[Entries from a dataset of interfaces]
****************

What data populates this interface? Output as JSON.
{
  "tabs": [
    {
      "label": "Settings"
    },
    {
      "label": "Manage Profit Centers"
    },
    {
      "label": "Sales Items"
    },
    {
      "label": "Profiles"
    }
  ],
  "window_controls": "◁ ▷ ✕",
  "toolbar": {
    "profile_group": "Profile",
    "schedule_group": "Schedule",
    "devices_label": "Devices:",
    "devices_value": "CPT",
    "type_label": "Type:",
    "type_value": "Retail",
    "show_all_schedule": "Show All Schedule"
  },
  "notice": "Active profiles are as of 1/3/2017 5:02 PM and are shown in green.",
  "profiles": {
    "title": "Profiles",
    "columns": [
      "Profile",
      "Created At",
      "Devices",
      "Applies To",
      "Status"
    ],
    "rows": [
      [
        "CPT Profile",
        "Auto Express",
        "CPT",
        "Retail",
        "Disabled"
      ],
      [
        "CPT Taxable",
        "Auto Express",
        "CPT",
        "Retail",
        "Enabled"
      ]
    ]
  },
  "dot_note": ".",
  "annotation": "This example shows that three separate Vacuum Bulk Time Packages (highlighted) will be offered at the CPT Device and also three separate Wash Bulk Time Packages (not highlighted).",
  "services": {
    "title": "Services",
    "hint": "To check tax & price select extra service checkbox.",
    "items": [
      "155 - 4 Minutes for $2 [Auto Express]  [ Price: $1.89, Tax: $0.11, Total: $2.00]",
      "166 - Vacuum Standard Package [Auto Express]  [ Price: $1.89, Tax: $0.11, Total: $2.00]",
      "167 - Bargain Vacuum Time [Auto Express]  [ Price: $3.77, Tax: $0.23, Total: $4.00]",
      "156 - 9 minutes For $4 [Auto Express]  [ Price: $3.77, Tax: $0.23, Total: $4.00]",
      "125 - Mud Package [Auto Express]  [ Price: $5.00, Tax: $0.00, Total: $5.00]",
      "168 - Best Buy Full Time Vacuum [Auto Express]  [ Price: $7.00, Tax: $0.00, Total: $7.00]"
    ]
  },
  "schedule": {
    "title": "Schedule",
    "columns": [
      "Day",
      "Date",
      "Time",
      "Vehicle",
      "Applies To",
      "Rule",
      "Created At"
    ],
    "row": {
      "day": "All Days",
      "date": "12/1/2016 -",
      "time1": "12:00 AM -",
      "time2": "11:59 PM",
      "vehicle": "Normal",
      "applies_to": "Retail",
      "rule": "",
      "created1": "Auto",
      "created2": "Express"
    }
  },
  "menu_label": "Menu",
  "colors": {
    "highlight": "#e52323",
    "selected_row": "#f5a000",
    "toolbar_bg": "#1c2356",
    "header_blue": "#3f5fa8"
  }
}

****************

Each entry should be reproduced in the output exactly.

What data populates this interface? Output as JSON.
{
  "tabs": [
    {
      "label": "Settings"
    },
    {
      "label": "Manage Profit Centers"
    },
    {
      "label": "Sales Items"
    },
    {
      "label": "Profiles"
    }
  ],
  "window_controls": "◁ ▷ ✕",
  "toolbar": {
    "profile_group": "Profile",
    "schedule_group": "Schedule",
    "devices_label": "Devices:",
    "devices_value": "CPT",
    "type_label": "Type:",
    "type_value": "Retail",
    "show_all_schedule": "Show All Schedule"
  },
  "notice": "Active profiles are as of 1/3/2017 5:02 PM and are shown in green.",
  "profiles": {
    "title": "Profiles",
    "columns": [
      "Profile",
      "Created At",
      "Devices",
      "Applies To",
      "Status"
    ],
    "rows": [
      [
        "CPT Profile",
        "Auto Express",
        "CPT",
        "Retail",
        "Disabled"
      ],
      [
        "CPT Taxable",
        "Auto Express",
        "CPT",
        "Retail",
        "Enabled"
      ]
    ]
  },
  "dot_note": ".",
  "annotation": "This example shows that three separate Vacuum Bulk Time Packages (highlighted) will be offered at the CPT Device and also three separate Wash Bulk Time Packages (not highlighted).",
  "services": {
    "title": "Services",
    "hint": "To check tax & price select extra service checkbox.",
    "items": [
      "155 - 4 Minutes for $2 [Auto Express]  [ Price: $1.89, Tax: $0.11, Total: $2.00]",
      "166 - Vacuum Standard Package [Auto Express]  [ Price: $1.89, Tax: $0.11, Total: $2.00]",
      "167 - Bargain Vacuum Time [Auto Express]  [ Price: $3.77, Tax: $0.23, Total: $4.00]",
      "156 - 9 minutes For $4 [Auto Express]  [ Price: $3.77, Tax: $0.23, Total: $4.00]",
      "125 - Mud Package [Auto Express]  [ Price: $5.00, Tax: $0.00, Total: $5.00]",
      "168 - Best Buy Full Time Vacuum [Auto Express]  [ Price: $7.00, Tax: $0.00, Total: $7.00]"
    ]
  },
  "schedule": {
    "title": "Schedule",
    "columns": [
      "Day",
      "Date",
      "Time",
      "Vehicle",
      "Applies To",
      "Rule",
      "Created At"
    ],
    "row": {
      "day": "All Days",
      "date": "12/1/2016 -",
      "time1": "12:00 AM -",
      "time2": "11:59 PM",
      "vehicle": "Normal",
      "applies_to": "Retail",
      "rule": "",
      "created1": "Auto",
      "created2": "Express"
    }
  },
  "menu_label": "Menu",
  "colors": {
    "highlight": "#e52323",
    "selected_row": "#f5a000",
    "toolbar_bg": "#1c2356",
    "header_blue": "#3f5fa8"
  }
}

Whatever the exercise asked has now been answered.